In the afternoons, or late at night, when the heat oppresses and the mind wants to wander, or, perchance, if there is the din of rain on roofs, and the world has come to a standstill, nothing beats a few immersive hours spent with a good book.
Have the monsoon rains finally arrived? The days get hotter, and the relief that monsoon rains are supposed to bring seems to be absent. In the afternoons, or late at night, when the heat oppresses and the mind wants to wander, or, perchance, if there is the din of rain on roofs, and the world has come to a standstill, nothing beats a few immersive hours spent with a good book. Here are my recommendations:
A Suitable Boy by Vikram Seth: Yes, the novel is long—very long—but it is still one of the most enjoyable books to read on a rainy afternoon. The canvas is broad, the era is evoked with just the correct tint of nostalgia, and the characters are witty, lusty, and vivid. Seth’s love story set in the early years of the Indian republic is impressively successful in painting a picture of the world where it takes place: the heat and rain and cold fog of the fictional city of Brahmpur, perhaps somewhere closer to Kolkata than to Delhi. At nearly 600,000 words, the reader will be lost in a unique world for weeks of the monsoon.
Life and Death are Wearing Me Out by Mo Yan: A kindly land-owning farmer is killed during the Maoist revolution in China, and begs Yama, the Lord of Death, to allow him to be reborn in his own family, so that he can take care of unfinished business. Thus begins the bizarre story in Life and Death are Wearing Me Out, until many successive births have been undergone, as an ass, a bull, a boar, etc. Mo Yan’s ability to satirize the politics of China, from the years of the Maoist uprising and through the harsh years of the cultural revolution and the famine, all the while telling a story that is pretty damn hilarious, will make the reader seek out even more books by this Nobel laureate.
Tales of Dunk and Egg by George R. R. Martin: Since all men must die, and since the long summer must end before winter comes, what better set of novellas than the Tales of Dunk and Egg to keep the GoT fan dreaming of the Seven Kingdoms through the monsoon months when there will be no new episodes of the show? This collection of three novellas charts the adventures of Ser Duncan the Tall (so poor, he has no provenance, and therefore must pledge his sword to any lord who will have him) and his trusty young squire Egg. The events in these novellas take place a hundred years before Ned Stark gets his head cut off; the squire Egg grows up to become King Aegon, fifth of his name, of the house of Targaryen.
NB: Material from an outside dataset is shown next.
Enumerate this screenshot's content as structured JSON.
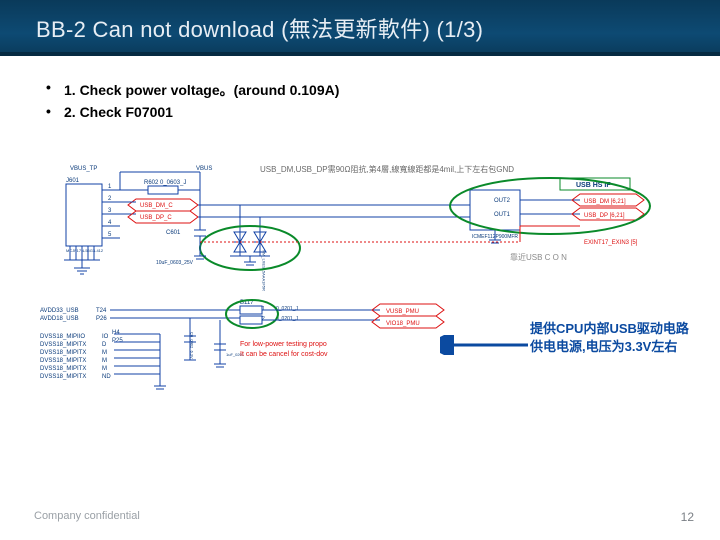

Like all GRRM stories, the novellas are a quick read, suitable for the hour or hour-and-half of torrential rain.
Return of a King by William Dalrymple: Afghanistan has always been overrun by ambitious empires around it, and no imperial power has ever managed to take and keep the country. What Kipling named ‘the great game’ of espionage and sabotage between the great imperial forces of the day, Great Britain and Russia, began in earnest in Afghanistan in the early decades of the 19th century. Dalrymple’s very well-researched and extremely readable book charts the disastrous war waged against Afghan tribes by the East India Company, and traces the relevance of the blunders made then to the war that is still going on. There are bits that show how wonderfully cosmopolitan the times were then, and there are bits that show how barbaric and wasteful the wars were for both sides. People who prefer their stories to be based on reality will fully enjoy this book!
All of Us in Our Own Lives by Manjushree Thapa: I haven’t yet had the time to sit down and finish this book from cover to cover, but, in all likelihood, I will have finished it by the time this list goes to print. Recommended because the book is a tapestry of Nepali lives, intersecting and interacting, and because it is Manjushree Thapa’s latest.
The King’s Harvest by Chetan Raj Shrestha: In a novella that is about 60 pages long, Chetan Raj Shrestha manages to write a most tender, heartfelt story of a wise idiot, a near-bodhisattwa named Tontem, who, along with his family, struggles with the elements to farm the land to raise grains for the king of Sikkim. It is a fable about man’s place among fellow men, as much as it is about man’s place in the natural world. For the lush green and the thick rain and the harvest of all conceivable herbs and grains, do read this novella on a monsoon morning.